Data records for software interfaces:
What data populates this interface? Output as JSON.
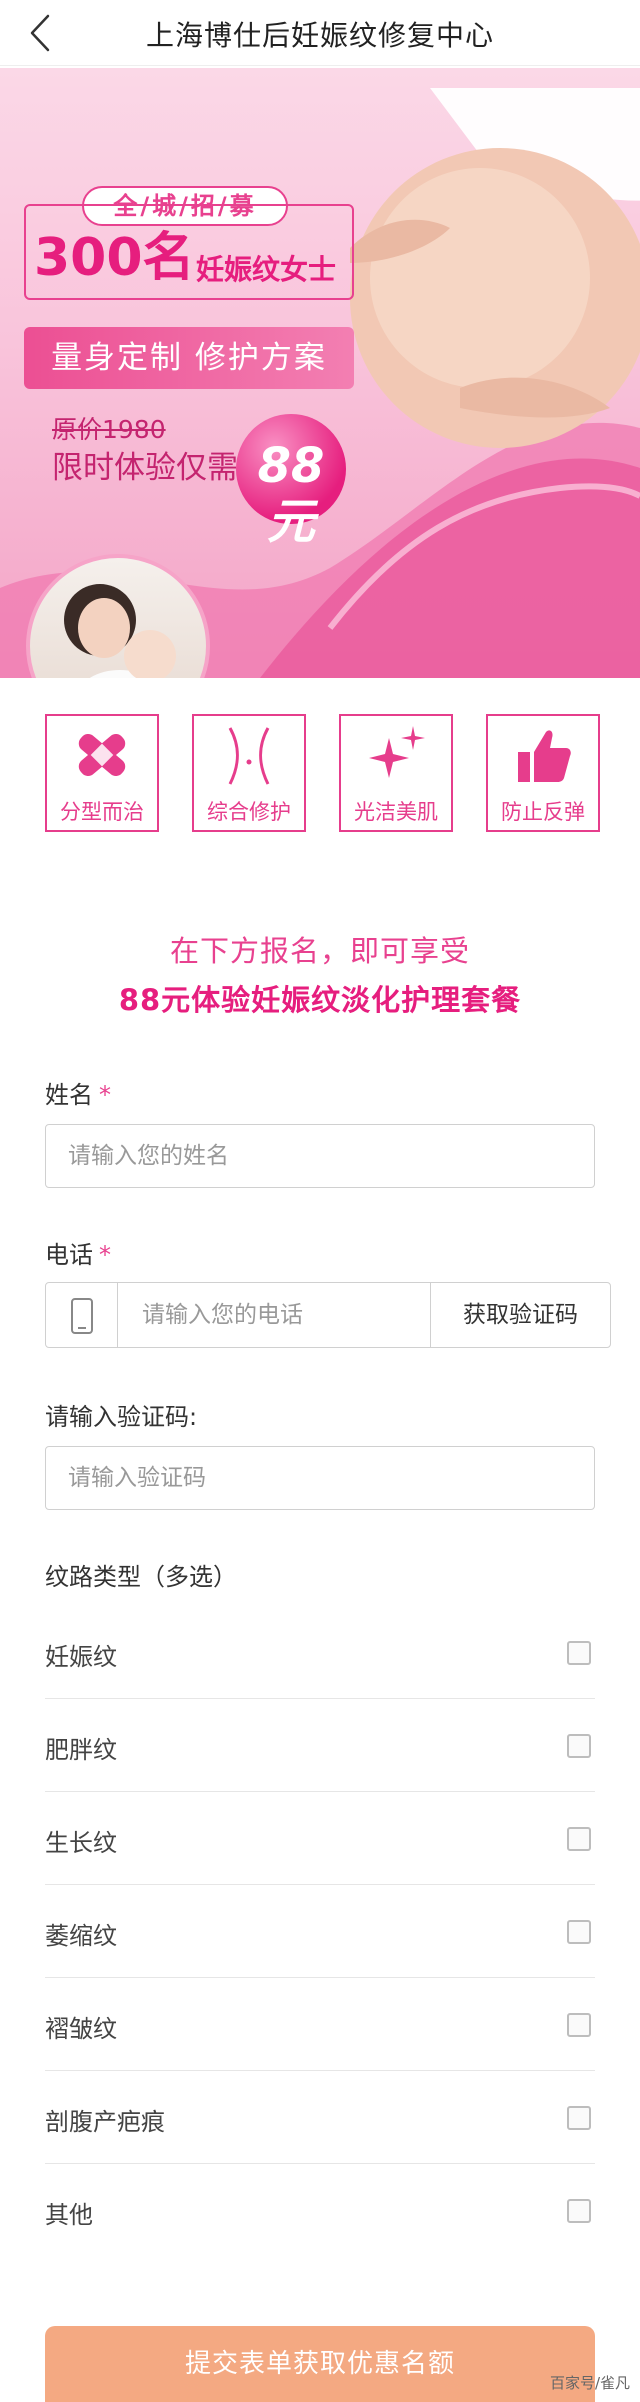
{
  "header": {
    "title": "上海博仕后妊娠纹修复中心"
  },
  "banner": {
    "recruit_tag": "全/城/招/募",
    "count_number": "300名",
    "count_text": "妊娠纹女士",
    "plan_text": "量身定制 修护方案",
    "original_price": "原价1980",
    "limited_text": "限时体验仅需",
    "price": "88元"
  },
  "features": [
    {
      "label": "分型而治",
      "icon": "bandage-icon"
    },
    {
      "label": "综合修护",
      "icon": "waist-icon"
    },
    {
      "label": "光洁美肌",
      "icon": "sparkle-icon"
    },
    {
      "label": "防止反弹",
      "icon": "thumbs-up-icon"
    }
  ],
  "intro": {
    "line1": "在下方报名，即可享受",
    "line2": "88元体验妊娠纹淡化护理套餐"
  },
  "form": {
    "name_label": "姓名",
    "name_required": "*",
    "name_placeholder": "请输入您的姓名",
    "phone_label": "电话",
    "phone_required": "*",
    "phone_placeholder": "请输入您的电话",
    "code_button": "获取验证码",
    "code_label": "请输入验证码:",
    "code_placeholder": "请输入验证码",
    "type_label": "纹路类型（多选）",
    "options": [
      "妊娠纹",
      "肥胖纹",
      "生长纹",
      "萎缩纹",
      "褶皱纹",
      "剖腹产疤痕",
      "其他"
    ],
    "submit": "提交表单获取优惠名额"
  },
  "watermark": "百家号/雀凡",
  "colors": {
    "accent_pink": "#e8418f",
    "deep_pink": "#e61e7e",
    "submit_orange": "#f4a982",
    "required_star": "#e8418f"
  }
}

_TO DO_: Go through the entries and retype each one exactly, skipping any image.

_RESPONSE BELOW_:
What data populates this interface? Output as JSON.
{
  "header": {
    "title": "上海博仕后妊娠纹修复中心"
  },
  "banner": {
    "recruit_tag": "全/城/招/募",
    "count_number": "300名",
    "count_text": "妊娠纹女士",
    "plan_text": "量身定制 修护方案",
    "original_price": "原价1980",
    "limited_text": "限时体验仅需",
    "price": "88元"
  },
  "features": [
    {
      "label": "分型而治",
      "icon": "bandage-icon"
    },
    {
      "label": "综合修护",
      "icon": "waist-icon"
    },
    {
      "label": "光洁美肌",
      "icon": "sparkle-icon"
    },
    {
      "label": "防止反弹",
      "icon": "thumbs-up-icon"
    }
  ],
  "intro": {
    "line1": "在下方报名，即可享受",
    "line2": "88元体验妊娠纹淡化护理套餐"
  },
  "form": {
    "name_label": "姓名",
    "name_required": "*",
    "name_placeholder": "请输入您的姓名",
    "phone_label": "电话",
    "phone_required": "*",
    "phone_placeholder": "请输入您的电话",
    "code_button": "获取验证码",
    "code_label": "请输入验证码:",
    "code_placeholder": "请输入验证码",
    "type_label": "纹路类型（多选）",
    "options": [
      "妊娠纹",
      "肥胖纹",
      "生长纹",
      "萎缩纹",
      "褶皱纹",
      "剖腹产疤痕",
      "其他"
    ],
    "submit": "提交表单获取优惠名额"
  },
  "watermark": "百家号/雀凡",
  "colors": {
    "accent_pink": "#e8418f",
    "deep_pink": "#e61e7e",
    "submit_orange": "#f4a982",
    "required_star": "#e8418f"
  }
}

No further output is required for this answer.